[Stored items from a collection]
----------
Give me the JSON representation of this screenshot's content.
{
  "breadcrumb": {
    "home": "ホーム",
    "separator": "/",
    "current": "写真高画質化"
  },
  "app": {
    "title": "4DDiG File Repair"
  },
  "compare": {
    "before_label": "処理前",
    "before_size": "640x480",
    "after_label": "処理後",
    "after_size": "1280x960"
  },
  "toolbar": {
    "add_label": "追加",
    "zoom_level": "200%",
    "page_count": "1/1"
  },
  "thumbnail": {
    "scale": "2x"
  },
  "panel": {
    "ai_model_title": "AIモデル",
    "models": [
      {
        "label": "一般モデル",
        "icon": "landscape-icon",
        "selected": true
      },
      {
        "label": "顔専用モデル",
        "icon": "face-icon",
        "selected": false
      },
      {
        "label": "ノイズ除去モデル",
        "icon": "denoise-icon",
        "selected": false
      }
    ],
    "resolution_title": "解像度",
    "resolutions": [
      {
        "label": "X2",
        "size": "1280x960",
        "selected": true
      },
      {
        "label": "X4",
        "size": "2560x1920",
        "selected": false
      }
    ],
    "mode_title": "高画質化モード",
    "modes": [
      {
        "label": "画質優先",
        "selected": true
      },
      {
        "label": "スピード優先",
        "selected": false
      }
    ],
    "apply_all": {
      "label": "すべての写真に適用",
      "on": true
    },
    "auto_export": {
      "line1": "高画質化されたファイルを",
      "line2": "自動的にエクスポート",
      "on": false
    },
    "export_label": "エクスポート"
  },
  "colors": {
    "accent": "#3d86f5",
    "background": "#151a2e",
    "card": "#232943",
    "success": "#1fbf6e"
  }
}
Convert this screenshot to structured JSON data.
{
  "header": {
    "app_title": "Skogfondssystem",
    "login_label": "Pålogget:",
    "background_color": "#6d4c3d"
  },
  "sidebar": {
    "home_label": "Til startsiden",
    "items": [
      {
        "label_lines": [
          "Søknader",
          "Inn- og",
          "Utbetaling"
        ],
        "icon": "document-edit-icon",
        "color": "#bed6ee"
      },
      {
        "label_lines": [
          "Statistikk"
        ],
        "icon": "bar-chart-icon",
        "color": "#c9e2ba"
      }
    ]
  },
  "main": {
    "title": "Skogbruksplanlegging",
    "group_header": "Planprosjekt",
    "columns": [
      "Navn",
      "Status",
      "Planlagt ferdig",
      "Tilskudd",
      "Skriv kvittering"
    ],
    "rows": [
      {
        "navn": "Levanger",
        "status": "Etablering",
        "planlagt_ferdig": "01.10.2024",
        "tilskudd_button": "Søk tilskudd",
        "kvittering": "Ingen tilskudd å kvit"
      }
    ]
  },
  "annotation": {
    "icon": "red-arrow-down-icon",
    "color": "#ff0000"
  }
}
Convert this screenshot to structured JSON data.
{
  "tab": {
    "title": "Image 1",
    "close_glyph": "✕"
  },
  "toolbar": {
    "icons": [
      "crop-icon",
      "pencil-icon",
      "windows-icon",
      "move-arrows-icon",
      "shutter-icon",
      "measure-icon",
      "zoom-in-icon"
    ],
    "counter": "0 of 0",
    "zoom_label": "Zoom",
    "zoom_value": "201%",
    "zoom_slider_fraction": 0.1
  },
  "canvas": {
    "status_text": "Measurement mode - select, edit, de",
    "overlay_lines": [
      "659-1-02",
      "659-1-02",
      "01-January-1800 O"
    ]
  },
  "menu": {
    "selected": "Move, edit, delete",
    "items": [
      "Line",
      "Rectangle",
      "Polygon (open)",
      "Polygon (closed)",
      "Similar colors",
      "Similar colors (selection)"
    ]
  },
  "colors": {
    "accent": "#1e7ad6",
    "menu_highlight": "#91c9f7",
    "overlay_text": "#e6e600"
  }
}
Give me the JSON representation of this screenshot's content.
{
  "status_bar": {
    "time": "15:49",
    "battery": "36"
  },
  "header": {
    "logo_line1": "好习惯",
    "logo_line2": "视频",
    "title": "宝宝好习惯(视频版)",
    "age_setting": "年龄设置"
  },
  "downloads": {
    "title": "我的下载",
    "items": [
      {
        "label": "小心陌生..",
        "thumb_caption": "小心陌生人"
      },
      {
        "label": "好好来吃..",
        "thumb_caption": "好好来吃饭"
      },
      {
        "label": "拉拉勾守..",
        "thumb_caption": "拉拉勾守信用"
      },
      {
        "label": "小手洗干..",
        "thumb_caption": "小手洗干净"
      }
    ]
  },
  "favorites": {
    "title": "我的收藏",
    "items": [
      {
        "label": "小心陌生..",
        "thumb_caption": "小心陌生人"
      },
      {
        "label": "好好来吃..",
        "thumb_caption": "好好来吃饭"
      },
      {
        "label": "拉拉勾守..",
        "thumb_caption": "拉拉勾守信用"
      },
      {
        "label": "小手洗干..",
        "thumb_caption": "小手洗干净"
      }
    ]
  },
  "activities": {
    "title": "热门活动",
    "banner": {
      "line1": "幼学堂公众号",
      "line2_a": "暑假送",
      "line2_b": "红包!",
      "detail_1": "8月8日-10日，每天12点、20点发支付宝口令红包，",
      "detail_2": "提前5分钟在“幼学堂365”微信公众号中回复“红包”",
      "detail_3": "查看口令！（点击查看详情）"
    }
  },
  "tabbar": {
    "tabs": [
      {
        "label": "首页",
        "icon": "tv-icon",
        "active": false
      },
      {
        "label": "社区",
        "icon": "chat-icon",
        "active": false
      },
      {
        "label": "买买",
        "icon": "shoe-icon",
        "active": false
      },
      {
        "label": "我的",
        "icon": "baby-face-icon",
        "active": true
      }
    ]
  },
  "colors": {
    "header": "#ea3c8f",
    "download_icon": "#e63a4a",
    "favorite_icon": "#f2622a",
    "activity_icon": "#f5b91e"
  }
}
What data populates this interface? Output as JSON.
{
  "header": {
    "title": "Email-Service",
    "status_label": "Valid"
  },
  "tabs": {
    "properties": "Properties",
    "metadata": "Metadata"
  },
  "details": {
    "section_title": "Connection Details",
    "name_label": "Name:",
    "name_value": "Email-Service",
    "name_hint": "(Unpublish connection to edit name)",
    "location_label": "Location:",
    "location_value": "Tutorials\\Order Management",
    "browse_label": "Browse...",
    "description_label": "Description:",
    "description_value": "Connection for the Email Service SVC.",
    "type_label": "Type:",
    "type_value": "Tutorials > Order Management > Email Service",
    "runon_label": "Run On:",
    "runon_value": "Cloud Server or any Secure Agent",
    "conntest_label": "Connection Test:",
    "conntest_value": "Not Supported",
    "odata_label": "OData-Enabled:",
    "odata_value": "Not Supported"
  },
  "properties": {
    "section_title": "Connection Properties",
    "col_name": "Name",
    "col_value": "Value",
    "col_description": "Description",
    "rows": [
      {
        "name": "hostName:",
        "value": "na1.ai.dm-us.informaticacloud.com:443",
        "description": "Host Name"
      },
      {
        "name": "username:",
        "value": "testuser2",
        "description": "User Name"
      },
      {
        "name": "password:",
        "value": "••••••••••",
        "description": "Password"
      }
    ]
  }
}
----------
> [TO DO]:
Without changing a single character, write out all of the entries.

> [SOLUTION BELOW]:
Give me the JSON representation of this screenshot's content.
{
  "breadcrumb": {
    "home": "ホーム",
    "separator": "/",
    "current": "写真高画質化"
  },
  "app": {
    "title": "4DDiG File Repair"
  },
  "compare": {
    "before_label": "処理前",
    "before_size": "640x480",
    "after_label": "処理後",
    "after_size": "1280x960"
  },
  "toolbar": {
    "add_label": "追加",
    "zoom_level": "200%",
    "page_count": "1/1"
  },
  "thumbnail": {
    "scale": "2x"
  },
  "panel": {
    "ai_model_title": "AIモデル",
    "models": [
      {
        "label": "一般モデル",
        "icon": "landscape-icon",
        "selected": true
      },
      {
        "label": "顔専用モデル",
        "icon": "face-icon",
        "selected": false
      },
      {
        "label": "ノイズ除去モデル",
        "icon": "denoise-icon",
        "selected": false
      }
    ],
    "resolution_title": "解像度",
    "resolutions": [
      {
        "label": "X2",
        "size": "1280x960",
        "selected": true
      },
      {
        "label": "X4",
        "size": "2560x1920",
        "selected": false
      }
    ],
    "mode_title": "高画質化モード",
    "modes": [
      {
        "label": "画質優先",
        "selected": true
      },
      {
        "label": "スピード優先",
        "selected": false
      }
    ],
    "apply_all": {
      "label": "すべての写真に適用",
      "on": true
    },
    "auto_export": {
      "line1": "高画質化されたファイルを",
      "line2": "自動的にエクスポート",
      "on": false
    },
    "export_label": "エクスポート"
  },
  "colors": {
    "accent": "#3d86f5",
    "background": "#151a2e",
    "card": "#232943",
    "success": "#1fbf6e"
  }
}
Convert this screenshot to structured JSON data.
{
  "header": {
    "app_title": "Skogfondssystem",
    "login_label": "Pålogget:",
    "background_color": "#6d4c3d"
  },
  "sidebar": {
    "home_label": "Til startsiden",
    "items": [
      {
        "label_lines": [
          "Søknader",
          "Inn- og",
          "Utbetaling"
        ],
        "icon": "document-edit-icon",
        "color": "#bed6ee"
      },
      {
        "label_lines": [
          "Statistikk"
        ],
        "icon": "bar-chart-icon",
        "color": "#c9e2ba"
      }
    ]
  },
  "main": {
    "title": "Skogbruksplanlegging",
    "group_header": "Planprosjekt",
    "columns": [
      "Navn",
      "Status",
      "Planlagt ferdig",
      "Tilskudd",
      "Skriv kvittering"
    ],
    "rows": [
      {
        "navn": "Levanger",
        "status": "Etablering",
        "planlagt_ferdig": "01.10.2024",
        "tilskudd_button": "Søk tilskudd",
        "kvittering": "Ingen tilskudd å kvit"
      }
    ]
  },
  "annotation": {
    "icon": "red-arrow-down-icon",
    "color": "#ff0000"
  }
}
Convert this screenshot to structured JSON data.
{
  "tab": {
    "title": "Image 1",
    "close_glyph": "✕"
  },
  "toolbar": {
    "icons": [
      "crop-icon",
      "pencil-icon",
      "windows-icon",
      "move-arrows-icon",
      "shutter-icon",
      "measure-icon",
      "zoom-in-icon"
    ],
    "counter": "0 of 0",
    "zoom_label": "Zoom",
    "zoom_value": "201%",
    "zoom_slider_fraction": 0.1
  },
  "canvas": {
    "status_text": "Measurement mode - select, edit, de",
    "overlay_lines": [
      "659-1-02",
      "659-1-02",
      "01-January-1800 O"
    ]
  },
  "menu": {
    "selected": "Move, edit, delete",
    "items": [
      "Line",
      "Rectangle",
      "Polygon (open)",
      "Polygon (closed)",
      "Similar colors",
      "Similar colors (selection)"
    ]
  },
  "colors": {
    "accent": "#1e7ad6",
    "menu_highlight": "#91c9f7",
    "overlay_text": "#e6e600"
  }
}
Give me the JSON representation of this screenshot's content.
{
  "status_bar": {
    "time": "15:49",
    "battery": "36"
  },
  "header": {
    "logo_line1": "好习惯",
    "logo_line2": "视频",
    "title": "宝宝好习惯(视频版)",
    "age_setting": "年龄设置"
  },
  "downloads": {
    "title": "我的下载",
    "items": [
      {
        "label": "小心陌生..",
        "thumb_caption": "小心陌生人"
      },
      {
        "label": "好好来吃..",
        "thumb_caption": "好好来吃饭"
      },
      {
        "label": "拉拉勾守..",
        "thumb_caption": "拉拉勾守信用"
      },
      {
        "label": "小手洗干..",
        "thumb_caption": "小手洗干净"
      }
    ]
  },
  "favorites": {
    "title": "我的收藏",
    "items": [
      {
        "label": "小心陌生..",
        "thumb_caption": "小心陌生人"
      },
      {
        "label": "好好来吃..",
        "thumb_caption": "好好来吃饭"
      },
      {
        "label": "拉拉勾守..",
        "thumb_caption": "拉拉勾守信用"
      },
      {
        "label": "小手洗干..",
        "thumb_caption": "小手洗干净"
      }
    ]
  },
  "activities": {
    "title": "热门活动",
    "banner": {
      "line1": "幼学堂公众号",
      "line2_a": "暑假送",
      "line2_b": "红包!",
      "detail_1": "8月8日-10日，每天12点、20点发支付宝口令红包，",
      "detail_2": "提前5分钟在“幼学堂365”微信公众号中回复“红包”",
      "detail_3": "查看口令！（点击查看详情）"
    }
  },
  "tabbar": {
    "tabs": [
      {
        "label": "首页",
        "icon": "tv-icon",
        "active": false
      },
      {
        "label": "社区",
        "icon": "chat-icon",
        "active": false
      },
      {
        "label": "买买",
        "icon": "shoe-icon",
        "active": false
      },
      {
        "label": "我的",
        "icon": "baby-face-icon",
        "active": true
      }
    ]
  },
  "colors": {
    "header": "#ea3c8f",
    "download_icon": "#e63a4a",
    "favorite_icon": "#f2622a",
    "activity_icon": "#f5b91e"
  }
}
What data populates this interface? Output as JSON.
{
  "header": {
    "title": "Email-Service",
    "status_label": "Valid"
  },
  "tabs": {
    "properties": "Properties",
    "metadata": "Metadata"
  },
  "details": {
    "section_title": "Connection Details",
    "name_label": "Name:",
    "name_value": "Email-Service",
    "name_hint": "(Unpublish connection to edit name)",
    "location_label": "Location:",
    "location_value": "Tutorials\\Order Management",
    "browse_label": "Browse...",
    "description_label": "Description:",
    "description_value": "Connection for the Email Service SVC.",
    "type_label": "Type:",
    "type_value": "Tutorials > Order Management > Email Service",
    "runon_label": "Run On:",
    "runon_value": "Cloud Server or any Secure Agent",
    "conntest_label": "Connection Test:",
    "conntest_value": "Not Supported",
    "odata_label": "OData-Enabled:",
    "odata_value": "Not Supported"
  },
  "properties": {
    "section_title": "Connection Properties",
    "col_name": "Name",
    "col_value": "Value",
    "col_description": "Description",
    "rows": [
      {
        "name": "hostName:",
        "value": "na1.ai.dm-us.informaticacloud.com:443",
        "description": "Host Name"
      },
      {
        "name": "username:",
        "value": "testuser2",
        "description": "User Name"
      },
      {
        "name": "password:",
        "value": "••••••••••",
        "description": "Password"
      }
    ]
  }
}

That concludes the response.